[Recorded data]
----------

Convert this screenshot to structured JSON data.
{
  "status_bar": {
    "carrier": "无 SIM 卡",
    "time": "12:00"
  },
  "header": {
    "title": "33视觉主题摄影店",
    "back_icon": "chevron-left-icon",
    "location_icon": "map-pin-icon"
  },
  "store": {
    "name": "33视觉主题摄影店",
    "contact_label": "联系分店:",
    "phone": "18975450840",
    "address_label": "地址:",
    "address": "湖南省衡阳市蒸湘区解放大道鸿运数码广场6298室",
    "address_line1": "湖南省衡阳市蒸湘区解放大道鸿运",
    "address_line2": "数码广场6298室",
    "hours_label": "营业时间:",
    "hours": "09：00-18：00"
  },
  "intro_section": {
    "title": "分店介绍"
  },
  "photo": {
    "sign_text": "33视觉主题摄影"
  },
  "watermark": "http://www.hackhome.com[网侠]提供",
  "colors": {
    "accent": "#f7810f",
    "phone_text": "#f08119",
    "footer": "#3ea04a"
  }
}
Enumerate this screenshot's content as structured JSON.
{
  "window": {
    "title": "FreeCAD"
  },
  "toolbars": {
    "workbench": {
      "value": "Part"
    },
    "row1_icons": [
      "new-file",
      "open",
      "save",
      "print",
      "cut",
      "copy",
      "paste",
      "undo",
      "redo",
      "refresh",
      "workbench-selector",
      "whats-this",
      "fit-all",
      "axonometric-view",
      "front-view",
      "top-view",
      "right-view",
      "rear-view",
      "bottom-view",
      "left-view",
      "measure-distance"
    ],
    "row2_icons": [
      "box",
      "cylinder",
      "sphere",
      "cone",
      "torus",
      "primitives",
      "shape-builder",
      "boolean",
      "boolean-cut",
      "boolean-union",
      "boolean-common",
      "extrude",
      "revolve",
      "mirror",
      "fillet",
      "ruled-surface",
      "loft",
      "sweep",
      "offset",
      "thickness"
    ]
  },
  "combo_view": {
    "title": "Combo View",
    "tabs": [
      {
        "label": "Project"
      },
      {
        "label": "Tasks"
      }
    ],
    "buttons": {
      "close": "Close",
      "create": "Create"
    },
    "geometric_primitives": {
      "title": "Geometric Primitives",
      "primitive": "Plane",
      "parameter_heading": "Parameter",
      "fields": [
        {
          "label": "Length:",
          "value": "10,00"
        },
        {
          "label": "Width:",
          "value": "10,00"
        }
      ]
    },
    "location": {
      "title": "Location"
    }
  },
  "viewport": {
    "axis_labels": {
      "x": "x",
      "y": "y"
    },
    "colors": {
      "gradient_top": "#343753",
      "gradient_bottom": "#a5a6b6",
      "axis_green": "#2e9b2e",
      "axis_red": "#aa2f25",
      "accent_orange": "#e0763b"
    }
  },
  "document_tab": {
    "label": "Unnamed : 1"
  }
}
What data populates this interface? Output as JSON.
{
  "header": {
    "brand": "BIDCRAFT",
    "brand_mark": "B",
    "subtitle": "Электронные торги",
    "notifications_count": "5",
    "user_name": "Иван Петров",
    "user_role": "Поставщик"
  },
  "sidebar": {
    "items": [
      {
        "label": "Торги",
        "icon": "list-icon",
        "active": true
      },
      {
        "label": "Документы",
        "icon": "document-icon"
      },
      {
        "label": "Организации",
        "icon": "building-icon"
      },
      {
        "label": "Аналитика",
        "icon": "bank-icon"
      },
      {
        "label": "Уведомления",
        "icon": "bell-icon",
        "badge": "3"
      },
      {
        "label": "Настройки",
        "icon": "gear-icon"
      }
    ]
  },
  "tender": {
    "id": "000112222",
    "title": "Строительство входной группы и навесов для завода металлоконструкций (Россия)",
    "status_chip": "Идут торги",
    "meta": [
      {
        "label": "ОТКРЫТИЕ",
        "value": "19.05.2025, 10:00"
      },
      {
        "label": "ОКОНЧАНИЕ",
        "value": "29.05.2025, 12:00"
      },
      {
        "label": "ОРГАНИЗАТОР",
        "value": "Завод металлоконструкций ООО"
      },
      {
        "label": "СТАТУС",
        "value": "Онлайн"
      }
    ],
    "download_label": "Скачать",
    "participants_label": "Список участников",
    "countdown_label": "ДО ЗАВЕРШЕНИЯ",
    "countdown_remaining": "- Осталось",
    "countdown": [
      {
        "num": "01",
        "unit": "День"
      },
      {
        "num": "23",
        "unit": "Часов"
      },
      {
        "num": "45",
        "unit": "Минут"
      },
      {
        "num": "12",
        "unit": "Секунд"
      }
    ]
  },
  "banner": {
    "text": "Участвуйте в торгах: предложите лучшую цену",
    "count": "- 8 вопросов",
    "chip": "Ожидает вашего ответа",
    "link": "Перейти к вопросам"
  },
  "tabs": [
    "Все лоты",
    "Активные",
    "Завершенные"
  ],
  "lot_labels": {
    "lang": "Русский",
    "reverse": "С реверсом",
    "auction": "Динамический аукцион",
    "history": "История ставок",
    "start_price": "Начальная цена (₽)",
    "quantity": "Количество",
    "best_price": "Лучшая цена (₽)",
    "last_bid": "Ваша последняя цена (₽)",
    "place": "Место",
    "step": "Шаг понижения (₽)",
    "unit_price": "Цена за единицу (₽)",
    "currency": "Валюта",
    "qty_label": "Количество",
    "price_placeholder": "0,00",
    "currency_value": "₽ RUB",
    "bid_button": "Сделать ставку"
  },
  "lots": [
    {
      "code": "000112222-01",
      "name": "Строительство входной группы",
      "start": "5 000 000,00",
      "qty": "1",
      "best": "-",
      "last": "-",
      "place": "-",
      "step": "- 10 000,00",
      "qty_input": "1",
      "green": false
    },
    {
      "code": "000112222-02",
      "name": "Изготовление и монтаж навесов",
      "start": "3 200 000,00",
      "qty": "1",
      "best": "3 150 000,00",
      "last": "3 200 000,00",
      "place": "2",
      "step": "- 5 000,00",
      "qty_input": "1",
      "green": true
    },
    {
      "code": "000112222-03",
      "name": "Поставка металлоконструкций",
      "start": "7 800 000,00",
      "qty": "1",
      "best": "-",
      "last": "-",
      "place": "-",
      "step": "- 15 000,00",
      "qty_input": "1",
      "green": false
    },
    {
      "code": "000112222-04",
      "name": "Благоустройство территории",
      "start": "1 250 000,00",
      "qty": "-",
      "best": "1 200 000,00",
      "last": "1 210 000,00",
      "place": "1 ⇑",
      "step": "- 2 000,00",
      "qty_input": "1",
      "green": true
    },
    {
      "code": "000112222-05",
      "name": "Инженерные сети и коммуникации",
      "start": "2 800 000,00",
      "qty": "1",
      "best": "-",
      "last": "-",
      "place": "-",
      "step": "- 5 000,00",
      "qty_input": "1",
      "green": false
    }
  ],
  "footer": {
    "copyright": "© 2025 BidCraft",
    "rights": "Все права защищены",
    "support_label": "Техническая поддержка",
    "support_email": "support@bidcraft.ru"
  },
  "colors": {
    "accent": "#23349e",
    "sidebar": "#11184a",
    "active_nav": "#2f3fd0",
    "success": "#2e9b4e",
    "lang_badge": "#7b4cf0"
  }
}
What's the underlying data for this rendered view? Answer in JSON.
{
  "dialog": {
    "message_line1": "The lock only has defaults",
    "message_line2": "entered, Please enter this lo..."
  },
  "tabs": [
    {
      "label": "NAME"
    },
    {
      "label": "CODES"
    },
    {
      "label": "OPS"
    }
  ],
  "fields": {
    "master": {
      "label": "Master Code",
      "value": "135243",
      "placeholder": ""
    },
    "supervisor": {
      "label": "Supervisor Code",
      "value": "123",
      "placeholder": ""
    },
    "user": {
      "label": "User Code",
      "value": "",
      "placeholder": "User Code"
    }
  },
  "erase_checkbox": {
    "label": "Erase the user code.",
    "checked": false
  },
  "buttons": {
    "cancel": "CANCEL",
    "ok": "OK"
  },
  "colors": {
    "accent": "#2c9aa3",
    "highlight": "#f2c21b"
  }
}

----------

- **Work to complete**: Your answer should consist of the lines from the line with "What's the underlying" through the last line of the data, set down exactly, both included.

- **Problem solution**:
What's the underlying data for this rendered view? Answer in JSON.
{
  "dialog": {
    "message_line1": "The lock only has defaults",
    "message_line2": "entered, Please enter this lo..."
  },
  "tabs": [
    {
      "label": "NAME"
    },
    {
      "label": "CODES"
    },
    {
      "label": "OPS"
    }
  ],
  "fields": {
    "master": {
      "label": "Master Code",
      "value": "135243",
      "placeholder": ""
    },
    "supervisor": {
      "label": "Supervisor Code",
      "value": "123",
      "placeholder": ""
    },
    "user": {
      "label": "User Code",
      "value": "",
      "placeholder": "User Code"
    }
  },
  "erase_checkbox": {
    "label": "Erase the user code.",
    "checked": false
  },
  "buttons": {
    "cancel": "CANCEL",
    "ok": "OK"
  },
  "colors": {
    "accent": "#2c9aa3",
    "highlight": "#f2c21b"
  }
}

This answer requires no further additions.